Prior to this analysis or even to feed the data into a sketch we do need some basic information about how the data is stored so that we can correctly interpret it.

For our *streamA* test file we know that the data is stored as consecutive strings of numeric integers separated by a line-feeds.

We scan the file to determine the number of items, *n* in the file.
Once this is known we create an internal array of *n* integers (or longs) that we will use for subsequent processing.

We scan the file again, this time extracting each string value, convert it to a primitive integer and store it into our integer array.

The array is sorted and depending on the size of the array, this could take some time.

Now that the array is sorted, the index of every item in the array is also its *natural rank*.
The *normalized rank* is just the *natural rank* divided by *n*.
We choose, somewhat arbitrarily, to select the percentile ranks in order to understand what kind of distribution we are dealing with.
We scan the array and save the 101 quantile values corresponding to this linear series of ranks: (0, .01, .02, … .99, 1.00).

This allows us to plot the rank to quantile cumulative distribution or CDF. This is normally plotted with ranks (0 to 1.0) on the X-axis and the 101 quantile values on the Y-axis. This is a very important plot as it tells us a great deal about our data:

- The min and max values
- The dynamic range of the data:
- Does the data have zeros or negative values as well as positive values?
- Do the values span multiple orders-of-magnitude.
- Are there any apparent gaps or jumps in the values?

The reason that the left part of the curve stops at about (0.13, 3) is because slightly less than 13% of the values in the data are zeros, and we can’t plot zeros on the logarithmic Y axis; thus the apparent gap.

This is an important step and determines the quality and value of our PMF or Histogram plot. By examining the above CDF we can choose the aspects of the data that we are interested in by selecting appropriate split-point values, which are the boundaries of the bins of the PMF. This requires some judgement and could be automated, but we did not bother to do this.

For our *streamA*, we decided that an exponential power series with 5 equally-spaced points per order-of-magnitude should give us a reasonable-looking PMF plot.
Based on the min and max values from the CDF, we generated this series mathematically.

We scan the array and save the *natural ranks* (indices) at the chosen split-point values.
The difference between adjacent *natural ranks* is the mass (the number of items) between the respective splitpoints.

We can plot the Histogram with the split-point values on the X-axis and the differences between the respective *natural ranks* on the Y-axis.
If we plotted the differences between the respective *normalized ranks* on the Y-axis we would have the PMF.

On this plot you will observe the big spike on the left.
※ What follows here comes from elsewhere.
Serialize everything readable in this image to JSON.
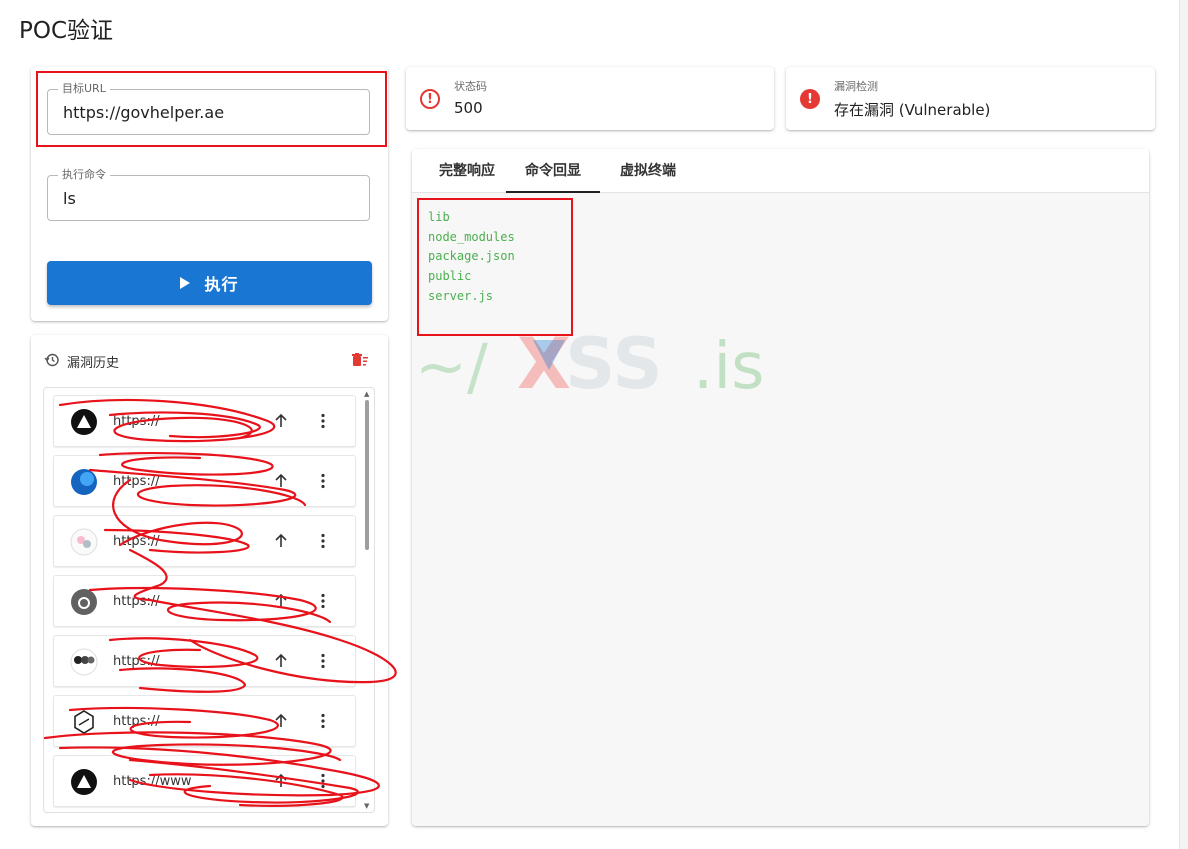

This represents the mass of all the zero values in the data. This is a bar-chart plot, so the X-axis labels are whatever we assign to them. Because all the bars are the same width, it gives the apperance that the x-Axis is a logarithmic axis … but the plotting software does not know that. Normally, one cannot plot a zero on a logarithmic axis, but here we can get away with it. :)

You can study the code that implements the above process and generated the above plots.

- Exact analysis profiler
- Exact analysis config
- StreamA Data file This is stored using git-lfs.

Run the above profilers as a java application and supply the config file as the single argument. The program will check if the data file has been unzipped, and if not it will unzip it for you.